- Widowed people whose State Pension did not rise when their spouse passed away. People in this situation may be entitled to an increase to the full State Pension, plus some of their additional State Pension, depending on their late spouse's National Insurance Record. The DWP should automatically identify individuals in this group, but it is definitely worth double checking if you think it may apply to you.
- People who currently receive the correct level of pension but may have been underpaid (if they were getting less than 60% of the full basic pension) while their spouse was alive. Some widows whose spouses reached pension age after 17th March 2008 are in this position.
- The families of people whose State Pension was underpaid during their lifetime. Although some people in this category will be notified automatically, many may not be, because records for them no longer exist, and they have fallen through cracks in the system.
While it is possible that men may be eligible for underpaid State Pension top-ups, they are in practice less likely to be. Since they are more likely than women to have a full National Insurance record and less likely to rely on a spouse or partner for their State Pension entitlement, men are less likely to fall into one of these listed categories.
How to Make a Claim: If someone feels that they have not received the full amount that they are entitled to from their State Pension, they should contact the Pension Service. Have your National Insurance number to hand when making your claim, along with details of what you currently receive in State Pension (your annual statement), your spouse or civil partner's name, date of birth (and death, if applicable), their National Insurance number and how much your spouse receives or did receive in State Pension.
What if the person who was underpaid has died? If the person who was underpaid their State Pension has passed away, the best thing to do is go to the DWP's recently launched website that is dedicated to this issue, and explains who may be affected. The website has a useful link to request information.
How much unpaid State Pension could I be owed? The average amount owed in unpaid pensions was initially estimated at just under £9,000, however individual amounts paid out have varied widely. This is partly due to different types of claims having different backdating rules and also because some people may be able to claim in more than one category.
It's also important to be aware that some back payments may affect your tax situation or benefits entitlement.
About Standard Life
- Standard Life is a brand that has been trusted to look after peoples' life savings for nearly 200 years
- Today it proudly serves millions of customers who come to Standard Life directly, through advisers and through their employers' pension scheme.
- Standard Life is part of Phoenix Group, the largest long-term savings and retirement business in the UK. We're proud to be building on nearly 200 years of Standard Life heritage together
- Our products include a variety of Pensions, Bonds and Retirement options to suit people's needs, helping our customers to invest and save for their future.
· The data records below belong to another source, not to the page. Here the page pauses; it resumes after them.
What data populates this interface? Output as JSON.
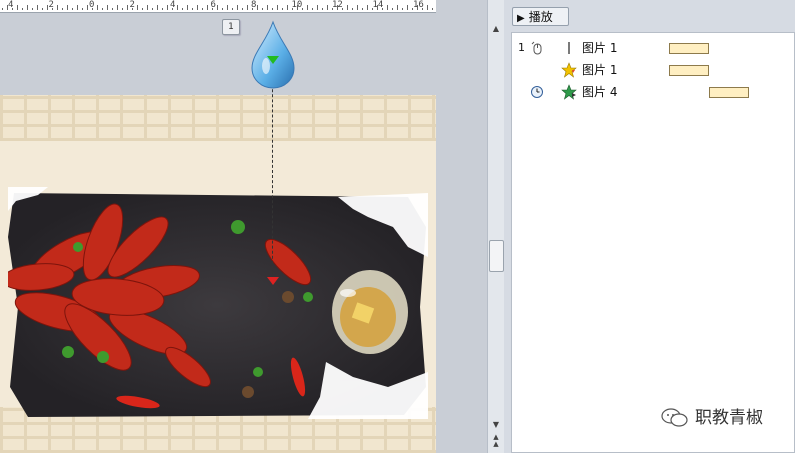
{
  "ruler": {
    "labels": [
      "4",
      "2",
      "0",
      "2",
      "4",
      "6",
      "8",
      "10",
      "12",
      "14",
      "16"
    ]
  },
  "page_badge": "1",
  "animation_pane": {
    "play_button_label": "播放",
    "play_icon": "play-icon",
    "items": [
      {
        "index": "1",
        "trigger_icon": "mouse-click-icon",
        "effect_icon": "motion-path-line-icon",
        "name": "图片 1"
      },
      {
        "index": "",
        "trigger_icon": "",
        "effect_icon": "emphasis-star-icon",
        "name": "图片 1"
      },
      {
        "index": "",
        "trigger_icon": "clock-icon",
        "effect_icon": "exit-star-icon",
        "name": "图片 4"
      }
    ]
  },
  "watermark": {
    "icon": "wechat-icon",
    "text": "职教青椒"
  },
  "colors": {
    "timing_bar_fill": "#ffefc2",
    "motion_start_marker": "#22bb22",
    "motion_end_marker": "#dd2222"
  }
}
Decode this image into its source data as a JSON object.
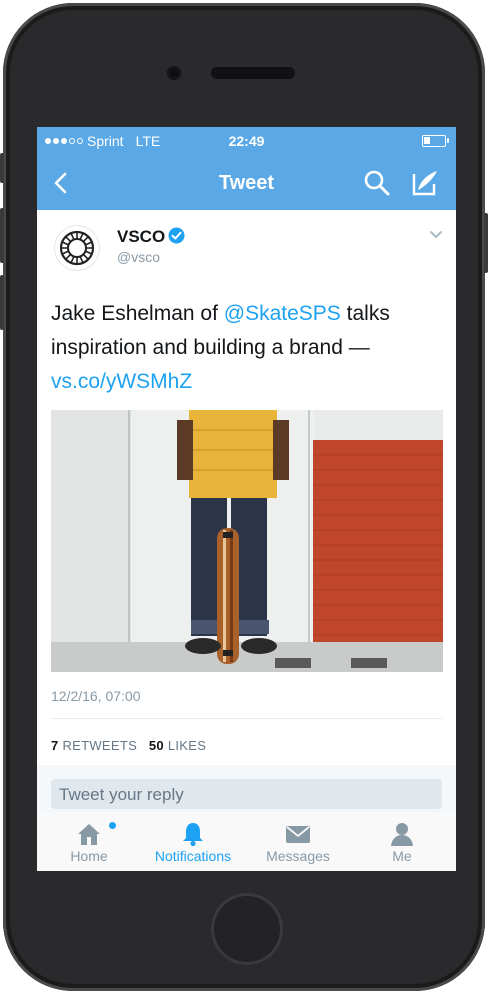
{
  "status_bar": {
    "carrier": "Sprint",
    "network": "LTE",
    "time": "22:49"
  },
  "nav": {
    "title": "Tweet",
    "icons": [
      "back-chevron-icon",
      "search-icon",
      "compose-icon"
    ]
  },
  "tweet": {
    "name": "VSCO",
    "handle": "@vsco",
    "text_part1": "Jake Eshelman of ",
    "mention": "@SkateSPS",
    "text_part2": " talks inspiration and building a brand —",
    "link": "vs.co/yWSMhZ",
    "timestamp": "12/2/16, 07:00",
    "retweets_count": "7",
    "retweets_label": "RETWEETS",
    "likes_count": "50",
    "likes_label": "LIKES"
  },
  "reply": {
    "placeholder": "Tweet your reply"
  },
  "tabs": [
    {
      "label": "Home",
      "icon": "home-icon"
    },
    {
      "label": "Notifications",
      "icon": "bell-icon",
      "active": true
    },
    {
      "label": "Messages",
      "icon": "envelope-icon"
    },
    {
      "label": "Me",
      "icon": "person-icon"
    }
  ],
  "colors": {
    "brand_blue": "#5aa9e6",
    "link_blue": "#1da1f2",
    "verified_blue": "#1da1f2"
  }
}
We're proud to offer a leading range of sustainable and responsible investment options.
- We support our customers on their journey to and through retirement with comprehensive, easy-to-understand guidance so they can invest in the right way for their needs, and plan a future they feel confident about
- The value of investments can go down as well as up and may be worth less than originally invested.